One film on Cumberbatch’s list that few will take umbrage with is the simply iconic There Will be Blood from Paul Thomas Anderson, starring Daniel Day-Lewis in one of his defining roles. The Dr Strange actor was full of praise for the project and those involved: “Paul Thomas Anderson is one of the all-time greats for me. What he’s managed to tackle thematically in terms of these grandiose themes of capitalism, of love, of the California experience is, both now and before, is extraordinary. With this film, in particular, it’s the isolation of a man, what it is to be a pioneer in that landscape, the risks involved and the great riches that it brought people who dared. And how that wealth corrupts—the great tragedy is whilst he has everything at the end, he’s incapable of love and being loved.”
The final pick from Cumberbatch is another legendary title, Taxi Driver, starring Robert De Niro and directed by Martin Scorsese. For Cumberbatch, the film is a classic piece of cinema: “It’s Scorsese and De Niro and Paul Schrader and Jodie Foster and Cybill Shepherd. And the slo-mo shots of the yellow taxi with that voiceover and steam coming up through the vents in the ground, it is quintessential New York. It transported me to that era. I mean, it is such an incredible feat of cinematography.”
“But at the centre of it is this masterclass,” confirms the actor. “We can talk about Brando and Day-Lewis, but for me, De Niro in this film does something extraordinary. He grabs you by the throat and the heart.”
Benedict Cumberbatch’s favourite films:
- The Piano – Jane Campion
- The Shining – Stanley Kubrick
- Badlands – Terence Malick
- Paper Moon – Peter Bogdanovich
- There Will Be Blood – Paul Thomas Anderson
- Taxi Driver – Martin Scorsese
It’s a list of films positively brimming with heavyweight talent and cultural gravitas. These may not be the films that confirmed Cumberbatch as an icon.

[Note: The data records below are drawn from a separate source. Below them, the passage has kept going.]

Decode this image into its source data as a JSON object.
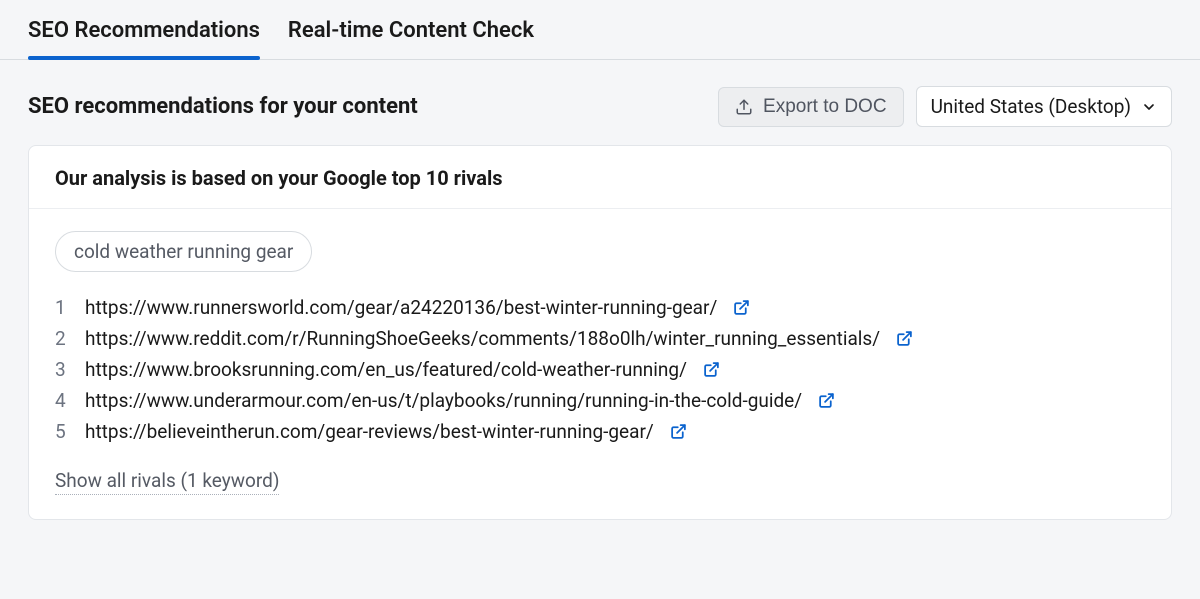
{
  "tabs": {
    "seo": "SEO Recommendations",
    "realtime": "Real-time Content Check"
  },
  "header": {
    "title": "SEO recommendations for your content",
    "export_label": "Export to DOC",
    "region": "United States (Desktop)"
  },
  "card": {
    "title": "Our analysis is based on your Google top 10 rivals",
    "keyword": "cold weather running gear",
    "rivals": [
      {
        "index": "1",
        "url": "https://www.runnersworld.com/gear/a24220136/best-winter-running-gear/"
      },
      {
        "index": "2",
        "url": "https://www.reddit.com/r/RunningShoeGeeks/comments/188o0lh/winter_running_essentials/"
      },
      {
        "index": "3",
        "url": "https://www.brooksrunning.com/en_us/featured/cold-weather-running/"
      },
      {
        "index": "4",
        "url": "https://www.underarmour.com/en-us/t/playbooks/running/running-in-the-cold-guide/"
      },
      {
        "index": "5",
        "url": "https://believeintherun.com/gear-reviews/best-winter-running-gear/"
      }
    ],
    "show_all": "Show all rivals (1 keyword)"
  }
}
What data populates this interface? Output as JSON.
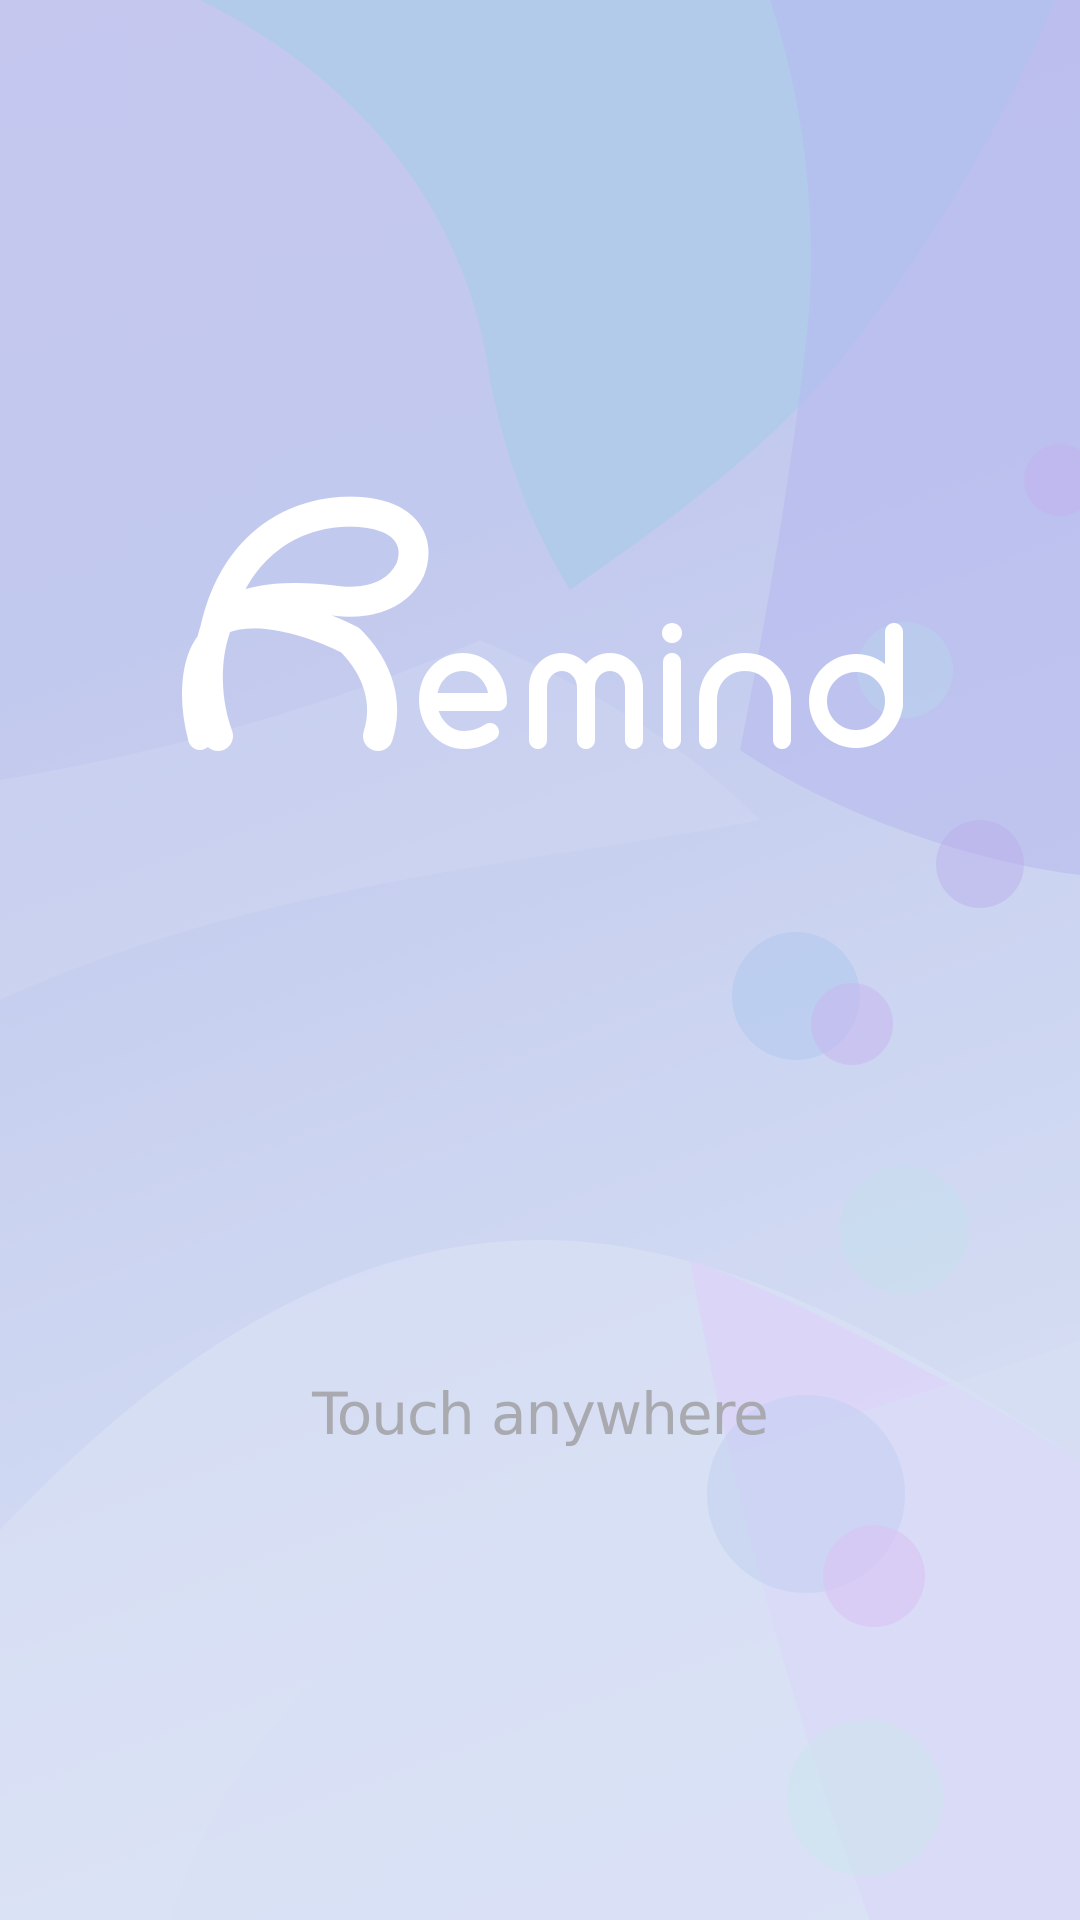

However, they certainly played a role in him getting to where he is today. Without these six films, Benedict Cumberbatch would not be living the same life he is today.